The Time (12/20, Szalavitz) “Healthland” blog points out, “While it’s not clear whether mental illness — alone or in combination with a developmental disorder — played any role in the devastating tragedy in Newtown, CT, the shootings have triggered a much-needed discussion about how we care for psychiatric patients. The debate has thrown a harsh light on the piecemeal nature of America’s mental health system, which is leaving too many children and young adults…without the resources they need.”
APA’s Jeste Sends Letter To Congressional Leaders On Issues Raised By Connecticut Tragedy. Psychiatric News (12/20) reported that on Dec. 20, “APA President Dilip Jeste, MD, sent a letter…on behalf of the Association to leaders of both the Senate and House of Representatives responding to the massacre in Newtown, Conn., and emphasizing that psychiatrists ‘stand ready to do whatever we can to help alleviate the suffering caused by the tragedy and to help the survivors cope with life after a trauma of this unimaginable magnitude.'” In addition, Dr. Jeste “expressed APA’s concern about proposals that have been voiced that target the mentally ill and media accounts that inaccurately portray people with mental illness.” Finally, Dr. Jeste “called on Congress to address the abundance and easy availability of guns, saying that APA believes that ‘any discussion on fostering a robust mental health delivery system must not be isolated from discussions of strategies to reduce gun violence.'”

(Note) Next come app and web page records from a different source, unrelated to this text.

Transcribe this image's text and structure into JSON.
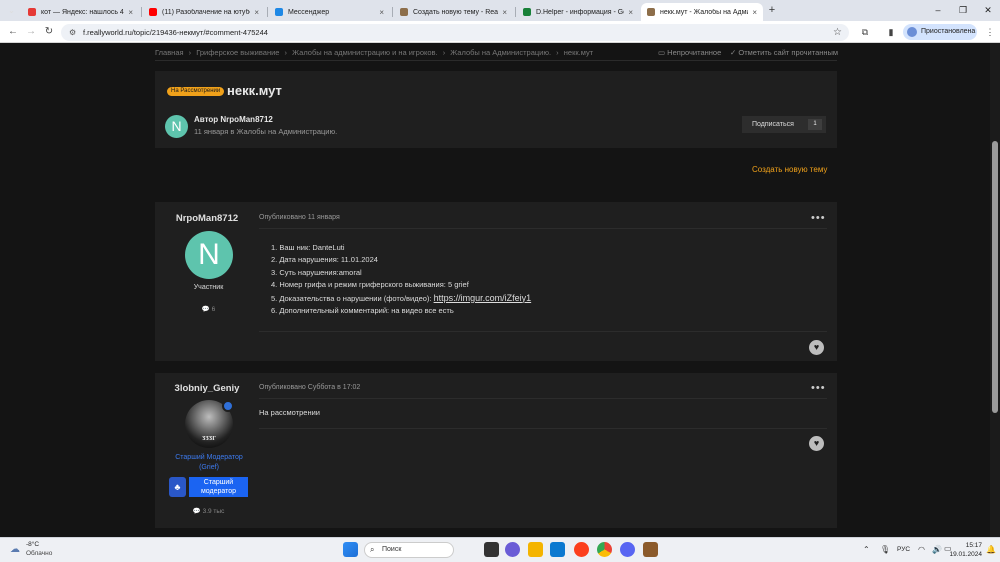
{
  "browser": {
    "tabs": [
      {
        "title": "кот — Яндекс: нашлось 4 тыс. р",
        "favicon_color": "#e53935",
        "active": false
      },
      {
        "title": "(11) Разоблачение на ютубер",
        "favicon_color": "#ff0000",
        "active": false
      },
      {
        "title": "Мессенджер",
        "favicon_color": "#1e88e5",
        "active": false
      },
      {
        "title": "Создать новую тему - ReallyW",
        "favicon_color": "#8d6e4a",
        "active": false
      },
      {
        "title": "D.Helper - информация - Goog",
        "favicon_color": "#188038",
        "active": false
      },
      {
        "title": "некк.мут - Жалобы на Админ",
        "favicon_color": "#8d6e4a",
        "active": true
      }
    ],
    "tab_close": "×",
    "new_tab": "+",
    "window_controls": {
      "minimize": "–",
      "maximize": "❐",
      "close": "✕"
    },
    "nav": {
      "back": "←",
      "forward": "→",
      "reload": "↻"
    },
    "url": "f.reallyworld.ru/topic/219436-некмут/#comment-475244",
    "profile_label": "Приостановлена"
  },
  "forum": {
    "breadcrumb": [
      "Главная",
      "›",
      "Гриферское выживание",
      "›",
      "Жалобы на администрацию и на игроков.",
      "›",
      "Жалобы на Администрацию.",
      "›",
      "некк.мут"
    ],
    "unread_label": "Непрочитанное",
    "mark_read_label": "Отметить сайт прочитанным",
    "topic": {
      "status": "На Рассмотрении",
      "title": "некк.мут",
      "author_line": "Автор NrpoMan8712",
      "meta": "11 января в Жалобы на Администрацию.",
      "avatar_letter": "N",
      "subscribe_label": "Подписаться",
      "subscribe_count": "1"
    },
    "new_topic_label": "Создать новую тему",
    "posts": [
      {
        "author": "NrpoMan8712",
        "avatar_letter": "N",
        "role": "Участник",
        "post_count": "6",
        "date": "Опубликовано 11 января",
        "menu": "•••",
        "like": "♥",
        "body": [
          "1. Ваш ник: DanteLuti",
          "2. Дата нарушения: 11.01.2024",
          "3. Суть нарушения:amoral",
          "4. Номер грифа и режим гриферского выживания: 5 grief"
        ],
        "evidence_label": "5. Доказательства о нарушении (фото/видео): ",
        "evidence_link": "https://imgur.com/iZfeiy1",
        "comment": "6. Дополнительный комментарий: на видео все есть"
      },
      {
        "author": "3lobniy_Geniy",
        "avatar_text": "ᴣᴣᴣᴦ",
        "online_badge": "●",
        "rank_line1": "Старший Модератор",
        "rank_line2": "(Grief)",
        "badge_icon": "♣",
        "badge_line1": "Старший",
        "badge_line2": "модератор",
        "post_count": "3.9 тыс",
        "date": "Опубликовано Суббота в 17:02",
        "menu": "•••",
        "like": "♥",
        "body": "На рассмотрении"
      }
    ]
  },
  "taskbar": {
    "temperature": "-8°C",
    "condition": "Облачно",
    "search_placeholder": "Поиск",
    "language": "РУС",
    "time": "15:17",
    "date": "19.01.2024"
  }
}
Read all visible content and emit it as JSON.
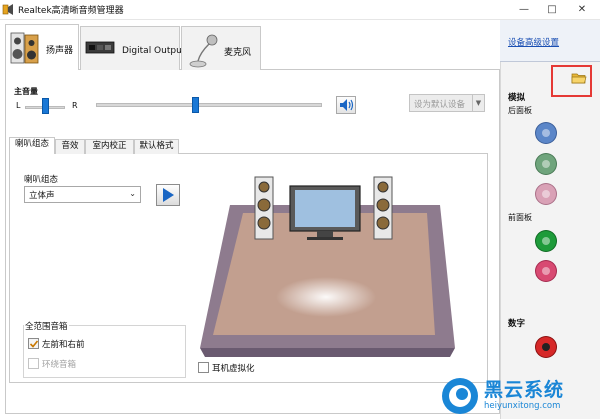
{
  "window": {
    "title": "Realtek高清晰音频管理器",
    "minimize": "—",
    "maximize": "□",
    "close": "✕"
  },
  "tabs": [
    {
      "label": "扬声器",
      "icon": "speaker-tab-icon",
      "active": true
    },
    {
      "label": "Digital Output",
      "icon": "digital-output-icon",
      "active": false
    },
    {
      "label": "麦克风",
      "icon": "microphone-icon",
      "active": false
    }
  ],
  "volume": {
    "title": "主音量",
    "left_label": "L",
    "right_label": "R",
    "balance": 0.5,
    "level": 0.45,
    "mute_icon": "speaker-volume-icon"
  },
  "default_device_button": "设为默认设备",
  "subtabs": [
    "喇叭组态",
    "音效",
    "室内校正",
    "默认格式"
  ],
  "speaker_config": {
    "label": "喇叭组态",
    "selected": "立体声",
    "play_icon": "play-icon"
  },
  "full_range": {
    "label": "全范围音箱",
    "front_label": "左前和右前",
    "front_checked": true,
    "surround_label": "环绕音箱",
    "surround_checked": false,
    "surround_disabled": true
  },
  "headphone_virtualization": {
    "label": "耳机虚拟化",
    "checked": false
  },
  "side_panel": {
    "advanced_link": "设备高级设置",
    "analog_title": "模拟",
    "back_panel": "后面板",
    "front_panel": "前面板",
    "digital_title": "数字",
    "folder_icon": "folder-icon",
    "back_jacks": [
      {
        "color": "#5b86c8"
      },
      {
        "color": "#6fa47c"
      },
      {
        "color": "#d9a1b6"
      }
    ],
    "front_jacks": [
      {
        "color": "#1e9b3a"
      },
      {
        "color": "#d84a72"
      }
    ],
    "digital_jack": {
      "color": "#d62828"
    }
  },
  "watermark": {
    "name": "黑云系统",
    "url": "heiyunxitong.com"
  }
}
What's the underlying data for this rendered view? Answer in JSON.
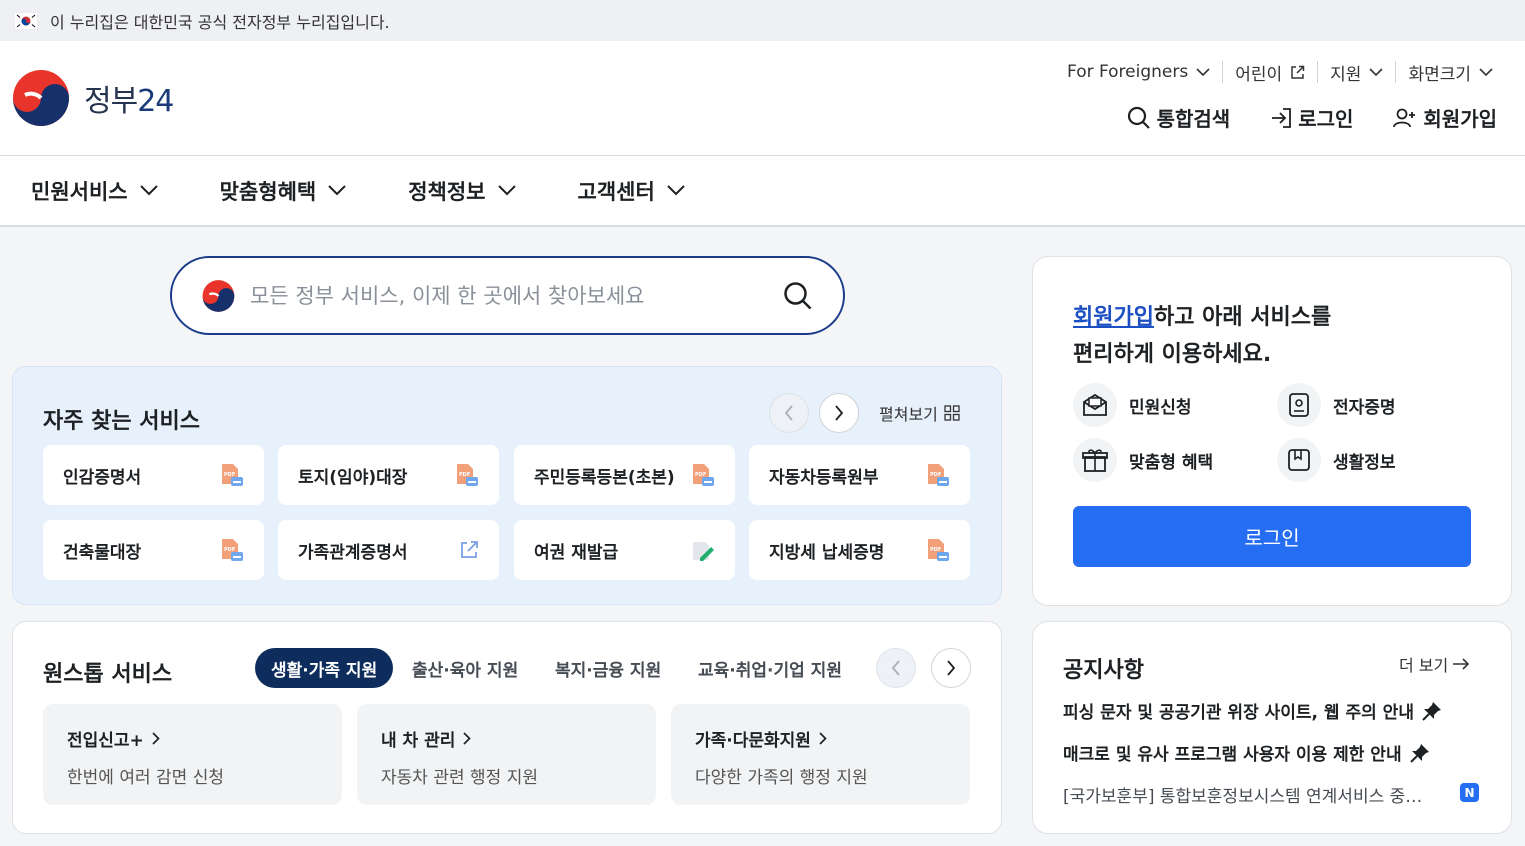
{
  "topbar": {
    "text": "이 누리집은 대한민국 공식 전자정부 누리집입니다."
  },
  "logo": {
    "text": "정부",
    "num": "24"
  },
  "utility_nav": [
    {
      "label": "For Foreigners",
      "icon": "chevron-down-icon"
    },
    {
      "label": "어린이",
      "icon": "external-link-icon"
    },
    {
      "label": "지원",
      "icon": "chevron-down-icon"
    },
    {
      "label": "화면크기",
      "icon": "chevron-down-icon"
    }
  ],
  "action_nav": [
    {
      "label": "통합검색",
      "icon": "search-icon"
    },
    {
      "label": "로그인",
      "icon": "login-icon"
    },
    {
      "label": "회원가입",
      "icon": "user-add-icon"
    }
  ],
  "gnb": [
    {
      "label": "민원서비스"
    },
    {
      "label": "맞춤형혜택"
    },
    {
      "label": "정책정보"
    },
    {
      "label": "고객센터"
    }
  ],
  "search": {
    "placeholder": "모든 정부 서비스, 이제 한 곳에서 찾아보세요"
  },
  "frequent": {
    "title": "자주 찾는 서비스",
    "expand": "펼쳐보기",
    "items": [
      {
        "label": "인감증명서",
        "icon": "pdf-doc-icon"
      },
      {
        "label": "토지(임야)대장",
        "icon": "pdf-doc-icon"
      },
      {
        "label": "주민등록등본(초본)",
        "icon": "pdf-doc-icon"
      },
      {
        "label": "자동차등록원부",
        "icon": "pdf-doc-icon"
      },
      {
        "label": "건축물대장",
        "icon": "pdf-doc-icon"
      },
      {
        "label": "가족관계증명서",
        "icon": "external-link-icon"
      },
      {
        "label": "여권 재발급",
        "icon": "edit-doc-icon"
      },
      {
        "label": "지방세 납세증명",
        "icon": "pdf-doc-icon"
      }
    ]
  },
  "onestop": {
    "title": "원스톱 서비스",
    "tabs": [
      {
        "label": "생활·가족 지원",
        "active": true
      },
      {
        "label": "출산·육아 지원"
      },
      {
        "label": "복지·금융 지원"
      },
      {
        "label": "교육·취업·기업 지원"
      }
    ],
    "cards": [
      {
        "title": "전입신고+",
        "desc": "한번에 여러 감면 신청"
      },
      {
        "title": "내 차 관리",
        "desc": "자동차 관련 행정 지원"
      },
      {
        "title": "가족·다문화지원",
        "desc": "다양한 가족의 행정 지원"
      }
    ]
  },
  "member": {
    "link": "회원가입",
    "line1_rest": "하고 아래 서비스를",
    "line2": "편리하게 이용하세요.",
    "items": [
      {
        "label": "민원신청",
        "icon": "mail-icon"
      },
      {
        "label": "전자증명",
        "icon": "certificate-icon"
      },
      {
        "label": "맞춤형 혜택",
        "icon": "gift-icon"
      },
      {
        "label": "생활정보",
        "icon": "bookmark-icon"
      }
    ],
    "login_label": "로그인"
  },
  "notices": {
    "title": "공지사항",
    "more": "더 보기",
    "items": [
      {
        "text": "피싱 문자 및 공공기관 위장 사이트, 웹 주의 안내",
        "pinned": true
      },
      {
        "text": "매크로 및 유사 프로그램 사용자 이용 제한 안내",
        "pinned": true
      },
      {
        "text": "[국가보훈부] 통합보훈정보시스템 연계서비스 중…",
        "pinned": false,
        "badge": "N"
      }
    ]
  },
  "colors": {
    "primary": "#256ef4",
    "navy": "#0e2d5c",
    "frequent_bg": "#e7f1fc"
  }
}
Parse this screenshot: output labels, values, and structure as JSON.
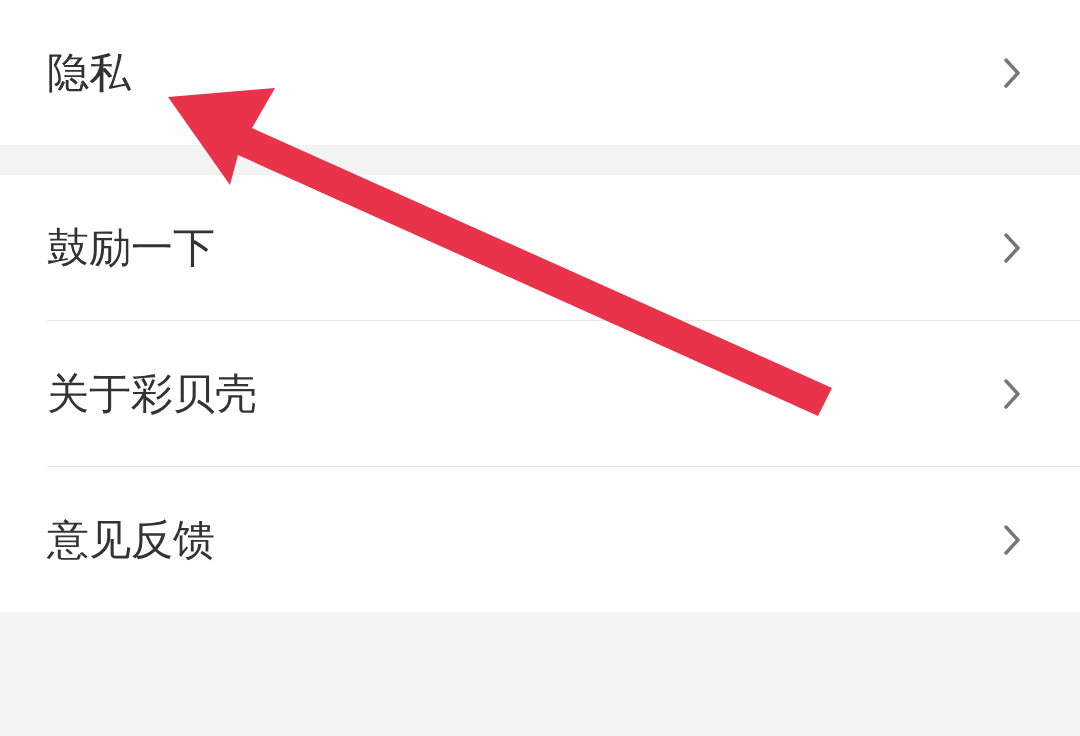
{
  "groups": [
    {
      "items": [
        {
          "label": "隐私"
        }
      ]
    },
    {
      "items": [
        {
          "label": "鼓励一下"
        },
        {
          "label": "关于彩贝壳"
        },
        {
          "label": "意见反馈"
        }
      ]
    }
  ]
}
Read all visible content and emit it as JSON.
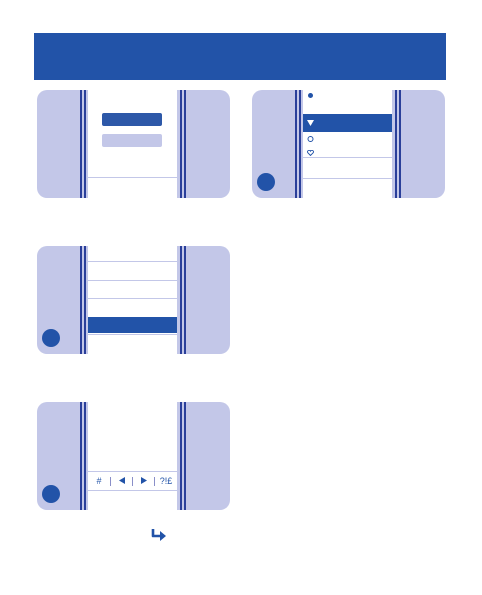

— “America’s Failing Mental Health System: Families Struggle to Find Quality Care, “Maia Szalavitz, , December 20, 2012.